“We do things differently in the suburbs.” So said Scott Palmer, artistic director of Hillsboro’s Bag & Baggage Productions, in a pre-show introduction to Lear
, a stripped-down, corseted-up retelling of Shakespeare’s tragedy. Palmer also had this word of warning: “This ain’t your grandmother’s King Lear
.” He wasn’t kidding. In Palmer’s adaptation, five actors handle the whole story, which focuses on Lear’s complicated love for his three daughters. This production drops the political for the personal, and the results are often stunning. The costumes are steampunk Elizabethan, and the gorgeous (and sometimes needlessly distracting) lighting design is a scrim-lover’s wet dream. Reimagining Shakespeare is, of course, nothing new. Starry-eyed directors sometimes adapt Shakespeare just for adaptation’s sake, which is, more often than not, a disservice to the text. But, given that King Lear

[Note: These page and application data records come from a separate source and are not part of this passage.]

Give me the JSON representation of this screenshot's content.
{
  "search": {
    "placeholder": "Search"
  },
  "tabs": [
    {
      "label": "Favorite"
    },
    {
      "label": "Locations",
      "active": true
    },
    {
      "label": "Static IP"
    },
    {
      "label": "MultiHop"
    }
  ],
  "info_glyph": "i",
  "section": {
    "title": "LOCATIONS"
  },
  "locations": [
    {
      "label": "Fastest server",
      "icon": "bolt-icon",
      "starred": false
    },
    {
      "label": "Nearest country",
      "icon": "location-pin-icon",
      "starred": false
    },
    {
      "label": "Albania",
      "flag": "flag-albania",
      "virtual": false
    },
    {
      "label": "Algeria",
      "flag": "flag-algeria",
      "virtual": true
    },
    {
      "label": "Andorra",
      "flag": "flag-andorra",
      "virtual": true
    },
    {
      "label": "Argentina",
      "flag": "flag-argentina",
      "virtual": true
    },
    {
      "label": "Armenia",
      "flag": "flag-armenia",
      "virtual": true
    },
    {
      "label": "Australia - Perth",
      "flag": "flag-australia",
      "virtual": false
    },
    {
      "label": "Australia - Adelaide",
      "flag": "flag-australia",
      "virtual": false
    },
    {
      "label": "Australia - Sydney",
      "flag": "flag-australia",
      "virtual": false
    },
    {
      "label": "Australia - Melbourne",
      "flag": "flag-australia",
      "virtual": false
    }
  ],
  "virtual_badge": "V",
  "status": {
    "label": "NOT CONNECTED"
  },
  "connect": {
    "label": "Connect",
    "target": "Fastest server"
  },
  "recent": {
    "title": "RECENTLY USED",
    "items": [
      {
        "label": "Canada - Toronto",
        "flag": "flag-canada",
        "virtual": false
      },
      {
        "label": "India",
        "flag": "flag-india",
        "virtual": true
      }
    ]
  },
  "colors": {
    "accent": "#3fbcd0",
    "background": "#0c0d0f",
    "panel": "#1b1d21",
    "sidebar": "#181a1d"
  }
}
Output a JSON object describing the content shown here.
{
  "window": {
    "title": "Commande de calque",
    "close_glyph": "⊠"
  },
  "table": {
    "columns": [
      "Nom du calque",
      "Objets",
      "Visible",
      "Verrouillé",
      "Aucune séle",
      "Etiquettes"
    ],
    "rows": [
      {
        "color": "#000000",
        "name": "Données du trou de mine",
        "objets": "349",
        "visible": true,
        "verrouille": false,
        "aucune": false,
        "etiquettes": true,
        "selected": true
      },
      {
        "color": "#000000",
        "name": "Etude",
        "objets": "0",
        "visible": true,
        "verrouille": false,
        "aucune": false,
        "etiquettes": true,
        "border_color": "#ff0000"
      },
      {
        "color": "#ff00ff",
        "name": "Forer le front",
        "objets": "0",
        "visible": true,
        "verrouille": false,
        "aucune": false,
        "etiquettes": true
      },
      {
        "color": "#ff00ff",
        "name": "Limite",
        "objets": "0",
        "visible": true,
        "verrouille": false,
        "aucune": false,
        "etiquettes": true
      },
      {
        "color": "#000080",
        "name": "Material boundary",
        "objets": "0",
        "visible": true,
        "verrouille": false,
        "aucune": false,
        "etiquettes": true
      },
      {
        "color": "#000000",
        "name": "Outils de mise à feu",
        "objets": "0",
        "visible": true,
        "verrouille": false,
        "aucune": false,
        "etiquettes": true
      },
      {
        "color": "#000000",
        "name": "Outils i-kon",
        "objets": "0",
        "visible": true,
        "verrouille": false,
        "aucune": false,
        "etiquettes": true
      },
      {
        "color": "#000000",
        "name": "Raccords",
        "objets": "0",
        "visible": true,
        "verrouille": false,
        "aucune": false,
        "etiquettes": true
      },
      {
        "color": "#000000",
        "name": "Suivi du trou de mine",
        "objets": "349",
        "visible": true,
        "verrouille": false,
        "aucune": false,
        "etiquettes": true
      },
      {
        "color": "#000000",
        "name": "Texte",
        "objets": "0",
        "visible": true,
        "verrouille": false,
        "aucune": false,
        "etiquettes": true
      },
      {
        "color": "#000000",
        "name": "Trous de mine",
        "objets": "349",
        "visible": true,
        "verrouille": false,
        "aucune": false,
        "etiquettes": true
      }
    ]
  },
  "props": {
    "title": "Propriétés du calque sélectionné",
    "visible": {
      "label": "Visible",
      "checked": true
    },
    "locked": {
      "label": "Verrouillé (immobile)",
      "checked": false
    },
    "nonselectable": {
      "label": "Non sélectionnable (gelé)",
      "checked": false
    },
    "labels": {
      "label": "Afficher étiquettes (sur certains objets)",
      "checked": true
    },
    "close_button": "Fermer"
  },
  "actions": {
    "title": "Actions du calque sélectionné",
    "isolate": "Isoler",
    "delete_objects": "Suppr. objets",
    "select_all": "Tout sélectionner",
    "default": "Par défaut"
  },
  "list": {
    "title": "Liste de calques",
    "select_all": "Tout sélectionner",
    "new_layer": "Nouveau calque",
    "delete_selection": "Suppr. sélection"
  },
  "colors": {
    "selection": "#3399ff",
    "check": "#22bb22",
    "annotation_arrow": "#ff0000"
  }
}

is a sprawling and complicated mess-terpiece, trimming it down to its essentials makes good sense. In this case, it also makes great theater. As Lear, the king who divides his land and lucre between the conniving Regan and Goneril while disowning the kindhearted Cordelia, Kevin Connell is a powerful presence. He convincingly inhabits Lear’s descent into madness, as well as his very real regrets. Still, his intensity could be tempered slightly. When you set the volume to 11 from the outset, there’s little room for further emoting, and the more subtle moments get drowned out in the sound and fury. In Act 5, as the bodies start to pile up in the true fashion of a Shakespearean tragedy, Lear is alive but barely. “All’s cheerless, dark and deadly,” he says. True. But not in the suburbs.
253 E Main St., HillsboroWebsite: http://bagnbaggage.org/